With household spending on services like travel limited by the coronavirus pandemic, many consumers redirected spending on retail goods. According to statistics from the Australian Bureau of Statistics, 2020 was the best year for retail sales on record.
Authored by Gareth Jude - PhD candidate from the University’s Institute of Transport & Logistics Studies – a new book called Retail Innovation Reframed offers the retail industry the key to thriving post-COVID.
“A downturn in retailers’ turnover after the record-highs of last year is inevitable. But if the sector wants to survive and thrive it needs to ensure it is equipped to adapt to post COVID-19 trading conditions,” Mr Jude said.

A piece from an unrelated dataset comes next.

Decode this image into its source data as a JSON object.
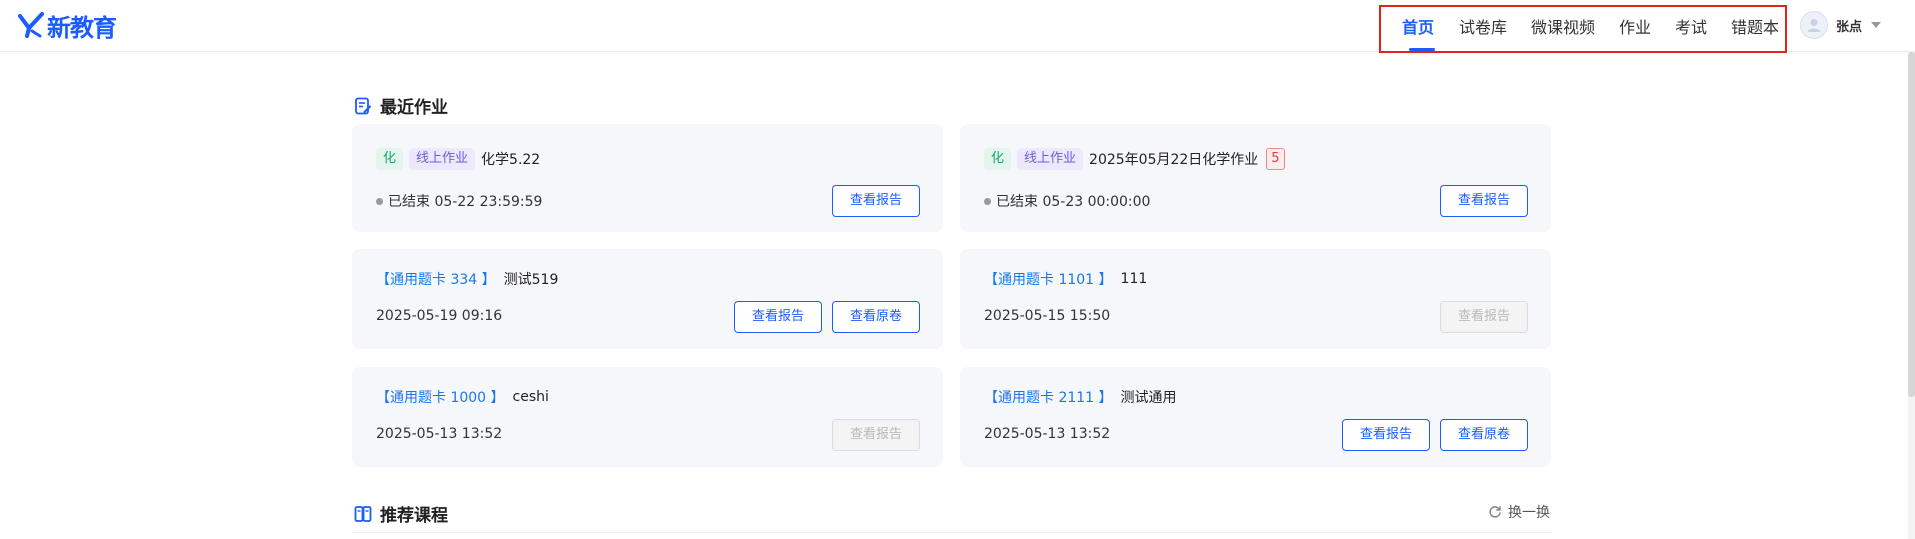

“The retail industry has shown it can innovate; the quick transition to contactless delivery is proof of that. And there was a real sense of pride, particularly from those working in the food retailing sector, that they were keeping Australians fed and the economy going during the COVID crisis.”
Co-authored by Andrew Smith, the book will be launched at the Australian Retailers Association Leaders Forum today.
CEO of Australian Retailers Association, Paul Zahra, said: “If your business needs to change or if you serve a retail business that is having difficulty with the process of innovation, I commend this book to you.”
The biggest challenge facing the retail industry isn’t the economy, the so-called new consumer, technology or COVID-19 but rather how equipped they are to tackle innovation.
The book draws on case studies from business large and small, from Walmart and Target in the U.S. to a Sydney-based retailer of vegan and gluten-free donuts, cakes and treats called Nutie. Founded by Sina Klug and Jacques Dumont in 2016, Nutie had two retail outlets and an events business pre-COVID restriction.
Day one of lockdown was bitter-sweet for the owners, who had to shut the events arm of the business and also organise home deliveries for the first time. After receiving orders from customers all over NSW and even 300km away in Canberra, Sina and Jacques set up delivery routing.
As ordering patterns developed, they created a schedule to deliver products regularly to pick up points throughout inner Sydney as well as Penrith, Newcastle, Gosford, Campbelltown and the Hills, posting the time and location on their social media channels. By getting customers to pick up from their van they avoided the high cost and complexity of direct to home food delivery.
Mr Jude added, “By some estimates the coronavirus pandemic drove ten years of digital innovation in 10 months, and many retailers are asking can the pace of change continue?
“The biggest challenge facing the retail industry isn’t the economy, the so-called new consumer, technology or COVID-19 but rather how equipped they are to tackle innovation. There’s a real danger that retailers will revert back to ‘business as usual’ as restrictions ease. But this would almost guarantee negative business consequences.”